[Material provided — start]

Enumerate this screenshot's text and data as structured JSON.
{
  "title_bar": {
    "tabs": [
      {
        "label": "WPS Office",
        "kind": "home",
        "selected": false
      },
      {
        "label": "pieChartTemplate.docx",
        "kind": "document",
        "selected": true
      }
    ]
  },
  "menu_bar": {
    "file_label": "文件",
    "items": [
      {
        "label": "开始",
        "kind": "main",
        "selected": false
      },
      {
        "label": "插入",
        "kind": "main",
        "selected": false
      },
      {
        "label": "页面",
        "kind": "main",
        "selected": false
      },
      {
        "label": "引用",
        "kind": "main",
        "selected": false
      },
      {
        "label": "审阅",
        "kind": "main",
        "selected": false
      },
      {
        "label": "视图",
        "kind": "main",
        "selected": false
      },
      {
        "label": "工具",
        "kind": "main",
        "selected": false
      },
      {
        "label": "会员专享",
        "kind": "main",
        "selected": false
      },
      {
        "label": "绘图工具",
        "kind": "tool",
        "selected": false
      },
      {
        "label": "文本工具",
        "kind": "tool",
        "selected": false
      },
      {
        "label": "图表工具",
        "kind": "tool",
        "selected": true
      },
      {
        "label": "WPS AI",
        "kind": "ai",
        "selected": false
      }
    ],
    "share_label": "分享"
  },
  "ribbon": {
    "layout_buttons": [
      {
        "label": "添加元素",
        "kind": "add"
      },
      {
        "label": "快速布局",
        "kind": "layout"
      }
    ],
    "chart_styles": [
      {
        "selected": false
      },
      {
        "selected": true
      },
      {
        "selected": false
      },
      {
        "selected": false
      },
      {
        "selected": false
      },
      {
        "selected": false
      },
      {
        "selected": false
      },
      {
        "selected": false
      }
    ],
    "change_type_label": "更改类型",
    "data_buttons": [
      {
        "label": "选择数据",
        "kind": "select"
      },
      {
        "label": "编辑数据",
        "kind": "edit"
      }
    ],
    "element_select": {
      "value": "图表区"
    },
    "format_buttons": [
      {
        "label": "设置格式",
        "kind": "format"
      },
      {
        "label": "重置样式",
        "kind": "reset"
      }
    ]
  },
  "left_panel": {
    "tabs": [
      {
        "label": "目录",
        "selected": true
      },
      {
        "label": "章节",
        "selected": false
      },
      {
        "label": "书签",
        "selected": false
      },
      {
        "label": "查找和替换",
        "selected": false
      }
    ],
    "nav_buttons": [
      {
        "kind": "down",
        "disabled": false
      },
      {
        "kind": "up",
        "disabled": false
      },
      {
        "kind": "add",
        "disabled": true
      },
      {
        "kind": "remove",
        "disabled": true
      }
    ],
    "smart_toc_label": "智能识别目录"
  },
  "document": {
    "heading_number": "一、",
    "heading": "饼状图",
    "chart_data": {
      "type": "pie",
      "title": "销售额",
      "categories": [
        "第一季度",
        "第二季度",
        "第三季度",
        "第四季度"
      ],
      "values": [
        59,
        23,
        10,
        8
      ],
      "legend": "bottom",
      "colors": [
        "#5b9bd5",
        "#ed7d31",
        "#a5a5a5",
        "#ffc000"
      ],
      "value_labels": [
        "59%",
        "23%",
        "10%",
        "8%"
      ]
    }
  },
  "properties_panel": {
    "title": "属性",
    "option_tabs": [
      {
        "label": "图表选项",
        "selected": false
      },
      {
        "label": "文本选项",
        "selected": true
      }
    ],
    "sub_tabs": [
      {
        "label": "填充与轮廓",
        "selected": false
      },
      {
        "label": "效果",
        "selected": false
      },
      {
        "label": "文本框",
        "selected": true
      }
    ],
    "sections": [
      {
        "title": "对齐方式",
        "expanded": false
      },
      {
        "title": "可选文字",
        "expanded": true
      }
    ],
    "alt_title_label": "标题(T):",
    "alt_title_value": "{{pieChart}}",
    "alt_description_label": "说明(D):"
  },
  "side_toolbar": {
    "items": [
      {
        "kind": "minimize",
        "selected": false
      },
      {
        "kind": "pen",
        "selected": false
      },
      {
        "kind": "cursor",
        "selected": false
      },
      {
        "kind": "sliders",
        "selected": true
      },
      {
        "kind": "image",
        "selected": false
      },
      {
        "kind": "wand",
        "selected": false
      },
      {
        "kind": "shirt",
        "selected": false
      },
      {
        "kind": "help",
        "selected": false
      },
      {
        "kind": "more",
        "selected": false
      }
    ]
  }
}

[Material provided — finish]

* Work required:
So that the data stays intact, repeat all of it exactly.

* Solution:
Enumerate this screenshot's text and data as structured JSON.
{
  "title_bar": {
    "tabs": [
      {
        "label": "WPS Office",
        "kind": "home",
        "selected": false
      },
      {
        "label": "pieChartTemplate.docx",
        "kind": "document",
        "selected": true
      }
    ]
  },
  "menu_bar": {
    "file_label": "文件",
    "items": [
      {
        "label": "开始",
        "kind": "main",
        "selected": false
      },
      {
        "label": "插入",
        "kind": "main",
        "selected": false
      },
      {
        "label": "页面",
        "kind": "main",
        "selected": false
      },
      {
        "label": "引用",
        "kind": "main",
        "selected": false
      },
      {
        "label": "审阅",
        "kind": "main",
        "selected": false
      },
      {
        "label": "视图",
        "kind": "main",
        "selected": false
      },
      {
        "label": "工具",
        "kind": "main",
        "selected": false
      },
      {
        "label": "会员专享",
        "kind": "main",
        "selected": false
      },
      {
        "label": "绘图工具",
        "kind": "tool",
        "selected": false
      },
      {
        "label": "文本工具",
        "kind": "tool",
        "selected": false
      },
      {
        "label": "图表工具",
        "kind": "tool",
        "selected": true
      },
      {
        "label": "WPS AI",
        "kind": "ai",
        "selected": false
      }
    ],
    "share_label": "分享"
  },
  "ribbon": {
    "layout_buttons": [
      {
        "label": "添加元素",
        "kind": "add"
      },
      {
        "label": "快速布局",
        "kind": "layout"
      }
    ],
    "chart_styles": [
      {
        "selected": false
      },
      {
        "selected": true
      },
      {
        "selected": false
      },
      {
        "selected": false
      },
      {
        "selected": false
      },
      {
        "selected": false
      },
      {
        "selected": false
      },
      {
        "selected": false
      }
    ],
    "change_type_label": "更改类型",
    "data_buttons": [
      {
        "label": "选择数据",
        "kind": "select"
      },
      {
        "label": "编辑数据",
        "kind": "edit"
      }
    ],
    "element_select": {
      "value": "图表区"
    },
    "format_buttons": [
      {
        "label": "设置格式",
        "kind": "format"
      },
      {
        "label": "重置样式",
        "kind": "reset"
      }
    ]
  },
  "left_panel": {
    "tabs": [
      {
        "label": "目录",
        "selected": true
      },
      {
        "label": "章节",
        "selected": false
      },
      {
        "label": "书签",
        "selected": false
      },
      {
        "label": "查找和替换",
        "selected": false
      }
    ],
    "nav_buttons": [
      {
        "kind": "down",
        "disabled": false
      },
      {
        "kind": "up",
        "disabled": false
      },
      {
        "kind": "add",
        "disabled": true
      },
      {
        "kind": "remove",
        "disabled": true
      }
    ],
    "smart_toc_label": "智能识别目录"
  },
  "document": {
    "heading_number": "一、",
    "heading": "饼状图",
    "chart_data": {
      "type": "pie",
      "title": "销售额",
      "categories": [
        "第一季度",
        "第二季度",
        "第三季度",
        "第四季度"
      ],
      "values": [
        59,
        23,
        10,
        8
      ],
      "legend": "bottom",
      "colors": [
        "#5b9bd5",
        "#ed7d31",
        "#a5a5a5",
        "#ffc000"
      ],
      "value_labels": [
        "59%",
        "23%",
        "10%",
        "8%"
      ]
    }
  },
  "properties_panel": {
    "title": "属性",
    "option_tabs": [
      {
        "label": "图表选项",
        "selected": false
      },
      {
        "label": "文本选项",
        "selected": true
      }
    ],
    "sub_tabs": [
      {
        "label": "填充与轮廓",
        "selected": false
      },
      {
        "label": "效果",
        "selected": false
      },
      {
        "label": "文本框",
        "selected": true
      }
    ],
    "sections": [
      {
        "title": "对齐方式",
        "expanded": false
      },
      {
        "title": "可选文字",
        "expanded": true
      }
    ],
    "alt_title_label": "标题(T):",
    "alt_title_value": "{{pieChart}}",
    "alt_description_label": "说明(D):"
  },
  "side_toolbar": {
    "items": [
      {
        "kind": "minimize",
        "selected": false
      },
      {
        "kind": "pen",
        "selected": false
      },
      {
        "kind": "cursor",
        "selected": false
      },
      {
        "kind": "sliders",
        "selected": true
      },
      {
        "kind": "image",
        "selected": false
      },
      {
        "kind": "wand",
        "selected": false
      },
      {
        "kind": "shirt",
        "selected": false
      },
      {
        "kind": "help",
        "selected": false
      },
      {
        "kind": "more",
        "selected": false
      }
    ]
  }
}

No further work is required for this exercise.